(4) another liturgical chant that is suited to the sacred action, the day, or the time of year, similarly approved by the Conference of Bishops or the Diocesan Bishop.

Church Documents

Sacrosanctum Concilium (1963)

This important document is the Constitution on the Liturgy from the Second Vatican Council. It included chapters dedicated to sacred art and music.

30. Participation must also be external, so that internal participation can be expressed and reinforced by actions, gestures, and bodily attitudes, and by the acclamations, responses, and singing

112. The musical tradition of the universal Church is a treasure of inestimable value, greater even than that of any other art.””Sacred music will be the more holy the more closely it is joined to the liturgical rite, whether by adding delight to prayer, fostering oneness of spirit, or investing the rites with greater solemnity.

113. A liturgical service takes on a nobler aspect when the rites are celebrated with singing, the sacred ministers take their parts in them, and the faithful actively participate.

116. The Church acknowledges Gregorian chant as distinctive of the Roman liturgy; therefore, other things being equal, it should be given pride of place in liturgical servicesBut other kinds of sacred music, especially polyphony, are by no means excluded from liturgical celebrations, provided they accord with the spirit of the liturgical service.

Musicam Sacram (1967)

This document from the Second Vatican Council specifically addressed music in the liturgy.

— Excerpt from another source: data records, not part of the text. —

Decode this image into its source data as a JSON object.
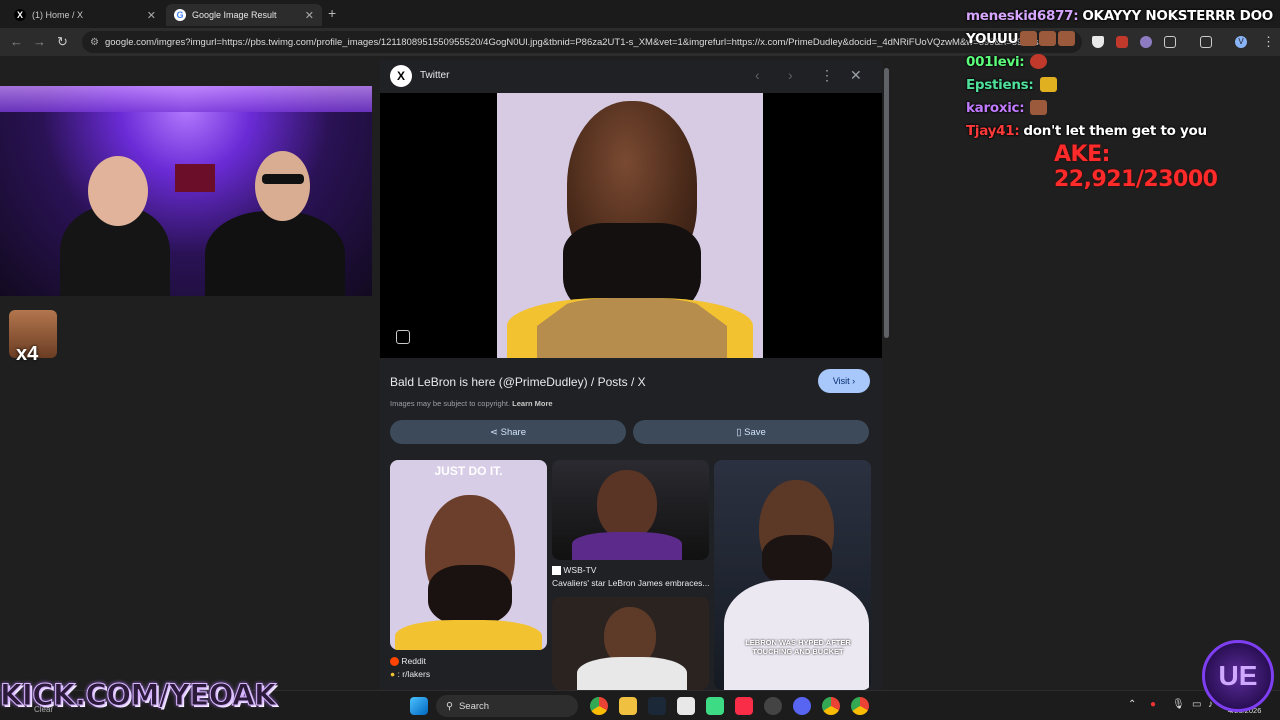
{
  "browser": {
    "tabs": [
      {
        "label": "(1) Home / X",
        "favicon": "X"
      },
      {
        "label": "Google Image Result",
        "favicon": "G"
      }
    ],
    "new_tab": "+",
    "url": "google.com/imgres?imgurl=https://pbs.twimg.com/profile_images/1211808951550955520/4GogN0Ul.jpg&tbnid=P86za2UT1-s_XM&vet=1&imgrefurl=https://x.com/PrimeDudley&docid=_4dNRiFUoVQzwM&w=399&h=399&so...",
    "profile_initial": "V"
  },
  "panel": {
    "source": "Twitter",
    "title": "Bald LeBron is here (@PrimeDudley) / Posts / X",
    "visit_label": "Visit",
    "copyright_text": "Images may be subject to copyright.",
    "learn_more": "Learn More",
    "share_label": "Share",
    "save_label": "Save",
    "related": [
      {
        "banner": "JUST DO IT.",
        "source": "Reddit",
        "caption": "r/lakers"
      },
      {
        "source": "WSB-TV",
        "caption": "Cavaliers' star LeBron James embraces..."
      },
      {
        "overlay": "LEBRON WAS HYPED AFTER TOUCHING AND BUCKET"
      }
    ]
  },
  "stream": {
    "chat": [
      {
        "user": "meneskid6877:",
        "message": "OKAYYY NOKSTERRR DOO",
        "color": "#d6a6ff"
      },
      {
        "user": "",
        "message": "YOUUU",
        "color": "#ffffff"
      },
      {
        "user": "001levi:",
        "message": "",
        "color": "#5cff7a"
      },
      {
        "user": "Epstiens:",
        "message": "",
        "color": "#4fe09b"
      },
      {
        "user": "karoxic:",
        "message": "",
        "color": "#c07bff"
      },
      {
        "user": "Tjay41:",
        "message": "don't let them get to you",
        "color": "#ff3a3a"
      }
    ],
    "goal_text": "AKE: 22,921/23000",
    "emote_count": "x4",
    "banner": "KICK.COM/YEOAK",
    "logo_text": "UE"
  },
  "taskbar": {
    "search_placeholder": "Search",
    "clear_label": "Clear",
    "date": "4/26/2026"
  }
}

7. Between the solemn, fuller form of liturgical celebration, in which everything that demands singing is in fact sung, and the simplest form, in which singing is not used, there can be various degrees according to the greater or lesser place allotted to singing. However, in selecting the parts which are to be sung, one should start with those that are by their nature of greater importance, and especially those which are to be sung by the priest or by the ministers, with the people replying, or those which are to be sung by the priest and people together. The other parts may be gradually added according as they are proper to the people alone or to the choir alone.

15. Participation in the Sacred Liturgy must be ‘internal, in the sense that by it the faithful join their mind to what they pronounce or hear, and cooperate with heavenly grace’

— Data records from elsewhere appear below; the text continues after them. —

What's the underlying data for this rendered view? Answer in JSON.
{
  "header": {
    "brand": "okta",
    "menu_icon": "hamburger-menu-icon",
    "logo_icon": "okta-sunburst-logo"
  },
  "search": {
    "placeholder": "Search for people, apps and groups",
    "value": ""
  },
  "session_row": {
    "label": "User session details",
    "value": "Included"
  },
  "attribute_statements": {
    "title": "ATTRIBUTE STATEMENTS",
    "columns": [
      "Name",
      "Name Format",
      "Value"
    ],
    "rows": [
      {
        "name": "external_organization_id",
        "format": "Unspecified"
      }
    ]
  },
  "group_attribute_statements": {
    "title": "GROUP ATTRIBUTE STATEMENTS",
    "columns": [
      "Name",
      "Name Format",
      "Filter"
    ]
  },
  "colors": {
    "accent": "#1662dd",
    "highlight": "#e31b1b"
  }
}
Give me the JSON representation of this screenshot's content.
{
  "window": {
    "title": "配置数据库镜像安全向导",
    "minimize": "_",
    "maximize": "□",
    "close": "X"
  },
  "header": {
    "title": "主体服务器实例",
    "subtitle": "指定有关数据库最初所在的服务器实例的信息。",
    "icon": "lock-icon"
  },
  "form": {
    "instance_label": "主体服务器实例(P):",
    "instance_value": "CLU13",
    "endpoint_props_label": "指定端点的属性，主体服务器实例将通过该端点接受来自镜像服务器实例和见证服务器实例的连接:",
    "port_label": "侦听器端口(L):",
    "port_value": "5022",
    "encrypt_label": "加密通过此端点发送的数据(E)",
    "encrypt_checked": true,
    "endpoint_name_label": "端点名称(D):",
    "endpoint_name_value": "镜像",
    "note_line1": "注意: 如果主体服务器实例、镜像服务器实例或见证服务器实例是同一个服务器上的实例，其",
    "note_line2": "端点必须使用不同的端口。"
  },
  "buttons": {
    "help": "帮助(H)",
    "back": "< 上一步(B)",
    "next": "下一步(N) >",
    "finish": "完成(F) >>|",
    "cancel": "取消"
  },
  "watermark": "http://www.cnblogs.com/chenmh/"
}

Even when listening to the various prayers and readings of the Liturgy or to the singing of the choir, the assembly continues to participate actively as they ‘unite themselves interiorly to what the ministers or choir sing, so that by listening to them they may raise their minds to God.’

Sing to the Lord (2007)

In this document the USCCB provides basic guidelines for understanding the role and ministry of music in the liturgy. It is the most recent document guiding American Catholics following Music in Catholic Worship (1972).

5. Good celebrations can foster and nourish faith. Poor celebrations may weaken it.

13. The quality of our participation in such sung praise comes less from our vocal ability than from the desire of our hearts to sing together of our love for God. Participation in the Sacred Liturgy both expresses and strengthens the faith that is in us.

Tra le sollecitudini (1903)

Motu proprio issued by Pope Pius X on sacred music.

1. Today Our attention is directed to one of the most common [abuses], one of the most difficult to eradicate, and the existence of which is sometimes to be deplored in places where everything else is deserving of the highest praise … Such is the abuse affecting sacred chant and music.